We went into labour fully expecting to get Xander out through normal means. Throughout the 30-hour ordeal, we went from induced normal delivery plan, to assisted delivery, to C-section. The one thing that’s consistent about the way me and my wife do things – be it cable TV channels to buffet lines, and even now in labour – is that we have to try EVERYTHING. And so we managed to do it again this time, even if it was not intended.
But both our hearts dropped when we heard the doctor say the C-word ever so solemnly in the middle of the night. The look of disappointment mixed in with fear washed over my wife’s face, and for me, the thought of a C-section after all the effort we put through trying to keep the delivery normal sent my mind reeling into a tailspin. They prepped my wife for the surgery, and I was ushered out of the room hastily as my wife signed the consent form for the procedure.

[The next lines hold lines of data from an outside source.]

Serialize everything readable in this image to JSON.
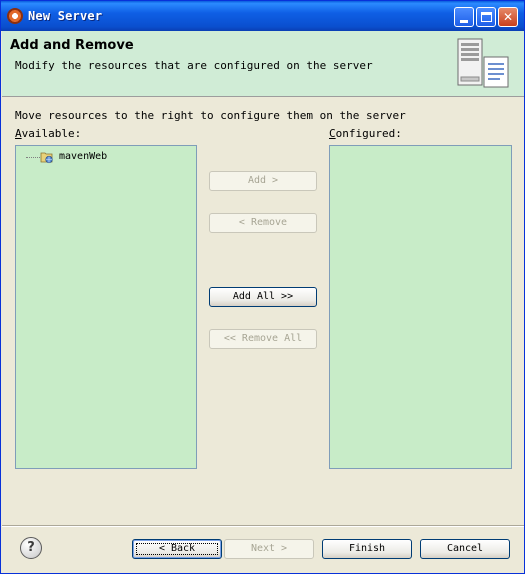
{
  "window": {
    "title": "New Server",
    "controls": {
      "minimize": "",
      "maximize": "",
      "close": "✕"
    }
  },
  "header": {
    "title": "Add and Remove",
    "description": "Modify the resources that are configured on the server"
  },
  "main": {
    "instruction": "Move resources to the right to configure them on the server",
    "available_label": {
      "mnemonic": "A",
      "rest": "vailable:"
    },
    "configured_label": {
      "mnemonic": "C",
      "rest": "onfigured:"
    },
    "available_items": [
      {
        "label": "mavenWeb",
        "icon": "web-project-icon"
      }
    ],
    "configured_items": []
  },
  "transfer_buttons": {
    "add": {
      "label": "Add >",
      "enabled": false
    },
    "remove": {
      "label": "< Remove",
      "enabled": false
    },
    "add_all": {
      "label": "Add All >>",
      "enabled": true
    },
    "remove_all": {
      "label": "<< Remove All",
      "enabled": false
    }
  },
  "footer": {
    "help": "?",
    "back": "< Back",
    "next": "Next >",
    "finish": "Finish",
    "cancel": "Cancel"
  },
  "colors": {
    "list_background": "#c8ecc8",
    "header_background": "#d0ecd6",
    "dialog_background": "#ece9d8",
    "titlebar_blue": "#0a5ddd"
  }
}
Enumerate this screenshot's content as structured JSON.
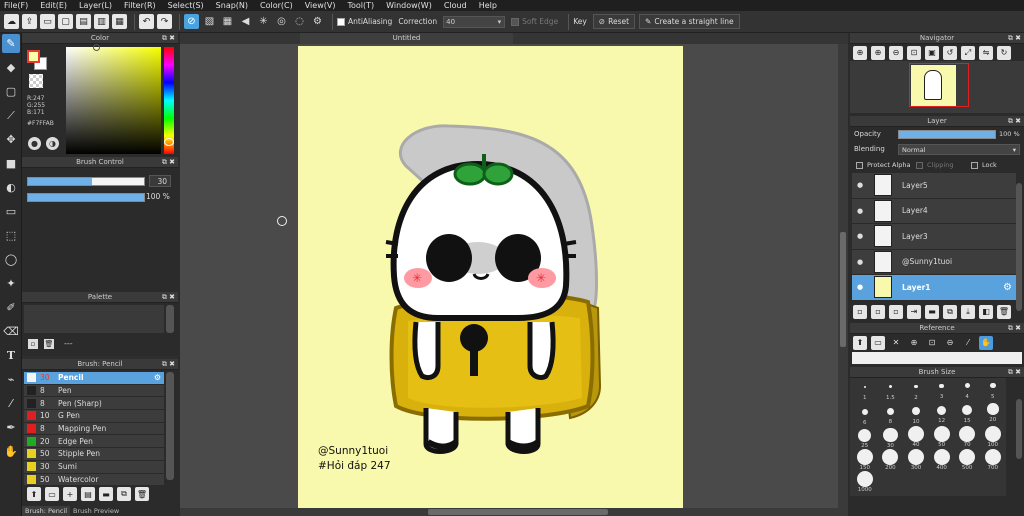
{
  "menu": [
    "File(F)",
    "Edit(E)",
    "Layer(L)",
    "Filter(R)",
    "Select(S)",
    "Snap(N)",
    "Color(C)",
    "View(V)",
    "Tool(T)",
    "Window(W)",
    "Cloud",
    "Help"
  ],
  "toolbar": {
    "antialiasing_label": "AntiAliasing",
    "correction_label": "Correction",
    "correction_value": "40",
    "soft_edge_label": "Soft Edge",
    "key_label": "Key",
    "reset_label": "Reset",
    "straight_line_label": "Create a straight line"
  },
  "document": {
    "title": "Untitled"
  },
  "color_panel": {
    "title": "Color",
    "r": "R:247",
    "g": "G:255",
    "b": "B:171",
    "hex": "#F7FFAB",
    "foreground_color": "#F7FFAB",
    "background_color": "#ffffff",
    "accent": "#e63b2e"
  },
  "brush_control": {
    "title": "Brush Control",
    "size_value": "30",
    "size_fraction": 0.55,
    "opacity_value": "100 %",
    "opacity_fraction": 1.0
  },
  "palette": {
    "title": "Palette",
    "footer_text": "---"
  },
  "brush_list": {
    "title": "Brush: Pencil",
    "items": [
      {
        "size": "30",
        "name": "Pencil",
        "color": "#f4f4f4",
        "selected": true
      },
      {
        "size": "8",
        "name": "Pen",
        "color": "#222222"
      },
      {
        "size": "8",
        "name": "Pen (Sharp)",
        "color": "#222222"
      },
      {
        "size": "10",
        "name": "G Pen",
        "color": "#e02020"
      },
      {
        "size": "8",
        "name": "Mapping Pen",
        "color": "#e02020"
      },
      {
        "size": "20",
        "name": "Edge Pen",
        "color": "#22aa22"
      },
      {
        "size": "50",
        "name": "Stipple Pen",
        "color": "#e8d020"
      },
      {
        "size": "30",
        "name": "Sumi",
        "color": "#e8d020"
      },
      {
        "size": "50",
        "name": "Watercolor",
        "color": "#e8d020"
      }
    ],
    "bottom_tabs": [
      "Brush: Pencil",
      "Brush Preview"
    ]
  },
  "canvas": {
    "paper_color": "#f8f9ac",
    "credit_line1": "@Sunny1tuoi",
    "credit_line2": "#Hỏi đáp 247"
  },
  "navigator": {
    "title": "Navigator"
  },
  "layer_panel": {
    "title": "Layer",
    "opacity_label": "Opacity",
    "opacity_value": "100 %",
    "blending_label": "Blending",
    "blending_value": "Normal",
    "protect_alpha_label": "Protect Alpha",
    "clipping_label": "Clipping",
    "lock_label": "Lock",
    "layers": [
      {
        "name": "Layer5",
        "selected": false
      },
      {
        "name": "Layer4",
        "selected": false
      },
      {
        "name": "Layer3",
        "selected": false
      },
      {
        "name": "@Sunny1tuoi",
        "selected": false
      },
      {
        "name": "Layer1",
        "selected": true
      }
    ]
  },
  "reference": {
    "title": "Reference"
  },
  "brush_size": {
    "title": "Brush Size",
    "sizes": [
      "1",
      "1.5",
      "2",
      "3",
      "4",
      "5",
      "6",
      "8",
      "10",
      "12",
      "15",
      "20",
      "25",
      "30",
      "40",
      "50",
      "70",
      "100",
      "150",
      "200",
      "300",
      "400",
      "500",
      "700",
      "1000"
    ]
  }
}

The doctor did, however, tell me I could go into the operating theatre to watch. It wasn’t so much of giving permission though, as it was insistence. It seemed after being by my wife’s side the entire time, this is more of an entitlement than a privilege. But it was an entitlement I sort of wished could be handled a bit more subtly.
They got me into a surgical space suit, but I was too tall and broke the zipper, so they had to tape up the front of my suit. Then they brought me into the theatre, and I saw the surgical assistant and our gynae, ready to start, together with the anaesthetist over my wife’s head, and my wife – awake.
My God, she was awake.
During the surgery, I realised she was awake by choice, because she kept refusing the anaesthetist during the surgery whenever he offered to put her under (he asked her about 4-5 times). She wanted to make sure the baby came out all right, and wanted to be conscious when the baby made his first cry. I cannot go into detail about how excruciating the whole process went, but I will say this for all fathers who are likely to go through the same thing as I did; no amount of love will be enough to express how much you feel for your wife after seeing the sacrifices she will go through to bring a life you both created into the world.
After it was all done, I went back to the ward with my son, and after seeing him wheeled into the nursery, the only thought I had in my mind was whether my wife was all right. 45 minutes later, my wife was wheeled into the ward. As she was moved into her bed and I was allowed back into her room, I sat down next to her, held her hand, and cried.
It marked the end of an ordeal, and the beginning of a new story.